Exercise aim
Examine every line of the listing below. Count those containing "highlighted" and state only the result.
>>>>
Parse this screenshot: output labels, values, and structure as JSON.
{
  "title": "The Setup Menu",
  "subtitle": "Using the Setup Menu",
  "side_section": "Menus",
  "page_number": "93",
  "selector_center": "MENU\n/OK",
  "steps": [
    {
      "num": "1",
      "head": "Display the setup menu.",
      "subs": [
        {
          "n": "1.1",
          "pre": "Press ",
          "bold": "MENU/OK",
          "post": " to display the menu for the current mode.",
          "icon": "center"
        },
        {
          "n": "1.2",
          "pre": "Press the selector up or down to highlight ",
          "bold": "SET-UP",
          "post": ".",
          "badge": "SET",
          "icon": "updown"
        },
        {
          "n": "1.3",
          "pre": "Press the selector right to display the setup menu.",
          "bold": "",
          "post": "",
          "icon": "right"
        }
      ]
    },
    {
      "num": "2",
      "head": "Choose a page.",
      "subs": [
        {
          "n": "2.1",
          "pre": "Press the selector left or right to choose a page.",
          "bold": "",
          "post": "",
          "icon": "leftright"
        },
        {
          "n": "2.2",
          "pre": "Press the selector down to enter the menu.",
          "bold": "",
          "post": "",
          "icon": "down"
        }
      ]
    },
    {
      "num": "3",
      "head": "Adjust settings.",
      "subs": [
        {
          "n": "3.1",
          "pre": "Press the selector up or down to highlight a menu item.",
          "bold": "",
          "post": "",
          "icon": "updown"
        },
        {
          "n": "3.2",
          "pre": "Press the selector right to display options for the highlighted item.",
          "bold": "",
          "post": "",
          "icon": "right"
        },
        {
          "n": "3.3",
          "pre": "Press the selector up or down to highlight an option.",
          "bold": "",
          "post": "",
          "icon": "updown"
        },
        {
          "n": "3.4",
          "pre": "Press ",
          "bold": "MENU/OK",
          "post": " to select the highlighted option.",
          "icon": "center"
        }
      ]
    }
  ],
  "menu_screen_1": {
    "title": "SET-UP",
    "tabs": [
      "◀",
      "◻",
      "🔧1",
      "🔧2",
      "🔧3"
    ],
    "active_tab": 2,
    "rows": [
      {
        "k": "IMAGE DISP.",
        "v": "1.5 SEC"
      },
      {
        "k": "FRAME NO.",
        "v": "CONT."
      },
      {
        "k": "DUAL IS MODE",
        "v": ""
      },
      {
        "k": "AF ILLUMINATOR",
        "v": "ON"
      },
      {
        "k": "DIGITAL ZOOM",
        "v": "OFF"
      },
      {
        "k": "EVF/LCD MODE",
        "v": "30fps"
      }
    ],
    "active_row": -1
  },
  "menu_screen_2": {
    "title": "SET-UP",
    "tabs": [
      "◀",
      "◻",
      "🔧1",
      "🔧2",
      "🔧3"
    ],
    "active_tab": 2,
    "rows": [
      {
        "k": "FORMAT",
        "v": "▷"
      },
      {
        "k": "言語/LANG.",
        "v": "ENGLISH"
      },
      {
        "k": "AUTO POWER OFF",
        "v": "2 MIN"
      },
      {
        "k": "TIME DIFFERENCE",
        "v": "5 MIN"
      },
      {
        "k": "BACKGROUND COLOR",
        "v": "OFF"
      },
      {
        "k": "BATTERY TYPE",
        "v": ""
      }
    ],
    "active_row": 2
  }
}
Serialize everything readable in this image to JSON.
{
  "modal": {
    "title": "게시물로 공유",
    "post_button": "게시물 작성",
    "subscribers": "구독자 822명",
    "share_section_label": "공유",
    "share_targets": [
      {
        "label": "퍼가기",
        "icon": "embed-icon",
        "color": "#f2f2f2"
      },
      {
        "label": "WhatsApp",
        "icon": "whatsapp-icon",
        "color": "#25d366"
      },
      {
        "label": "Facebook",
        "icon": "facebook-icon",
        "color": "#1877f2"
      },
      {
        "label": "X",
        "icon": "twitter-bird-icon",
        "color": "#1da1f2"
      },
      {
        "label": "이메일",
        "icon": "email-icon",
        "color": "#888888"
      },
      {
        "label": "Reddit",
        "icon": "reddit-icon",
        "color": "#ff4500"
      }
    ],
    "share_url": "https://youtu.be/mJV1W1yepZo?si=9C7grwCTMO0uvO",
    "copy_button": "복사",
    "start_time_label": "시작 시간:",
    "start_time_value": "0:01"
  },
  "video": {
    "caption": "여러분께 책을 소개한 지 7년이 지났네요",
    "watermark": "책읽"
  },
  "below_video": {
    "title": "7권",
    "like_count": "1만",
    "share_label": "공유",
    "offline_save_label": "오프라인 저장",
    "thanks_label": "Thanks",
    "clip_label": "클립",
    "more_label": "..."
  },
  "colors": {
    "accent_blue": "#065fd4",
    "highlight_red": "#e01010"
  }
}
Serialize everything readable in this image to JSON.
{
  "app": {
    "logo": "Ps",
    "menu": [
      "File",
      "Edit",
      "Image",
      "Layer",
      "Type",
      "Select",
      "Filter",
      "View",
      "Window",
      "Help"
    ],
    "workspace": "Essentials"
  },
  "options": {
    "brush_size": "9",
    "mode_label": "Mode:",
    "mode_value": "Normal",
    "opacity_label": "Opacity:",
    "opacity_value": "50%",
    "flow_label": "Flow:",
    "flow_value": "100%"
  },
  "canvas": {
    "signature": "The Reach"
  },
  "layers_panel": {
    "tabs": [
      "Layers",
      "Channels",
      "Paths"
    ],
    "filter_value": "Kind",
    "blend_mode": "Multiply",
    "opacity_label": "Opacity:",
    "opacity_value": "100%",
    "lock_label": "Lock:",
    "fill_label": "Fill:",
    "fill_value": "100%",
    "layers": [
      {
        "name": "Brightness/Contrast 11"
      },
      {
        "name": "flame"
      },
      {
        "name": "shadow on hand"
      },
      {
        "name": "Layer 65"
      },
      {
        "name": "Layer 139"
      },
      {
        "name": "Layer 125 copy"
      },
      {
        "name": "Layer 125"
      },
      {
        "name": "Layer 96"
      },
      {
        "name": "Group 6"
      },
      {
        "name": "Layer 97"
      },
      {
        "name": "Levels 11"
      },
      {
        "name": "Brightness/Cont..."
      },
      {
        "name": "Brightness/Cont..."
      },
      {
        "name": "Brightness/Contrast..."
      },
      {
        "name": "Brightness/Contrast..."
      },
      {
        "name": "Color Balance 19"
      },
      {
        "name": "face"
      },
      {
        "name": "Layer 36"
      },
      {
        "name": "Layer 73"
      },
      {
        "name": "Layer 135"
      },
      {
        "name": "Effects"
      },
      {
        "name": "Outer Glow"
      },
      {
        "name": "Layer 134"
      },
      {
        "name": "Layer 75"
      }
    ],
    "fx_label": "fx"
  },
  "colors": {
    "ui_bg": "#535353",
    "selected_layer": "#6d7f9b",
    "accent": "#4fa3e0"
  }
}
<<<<
Result of this exercise
2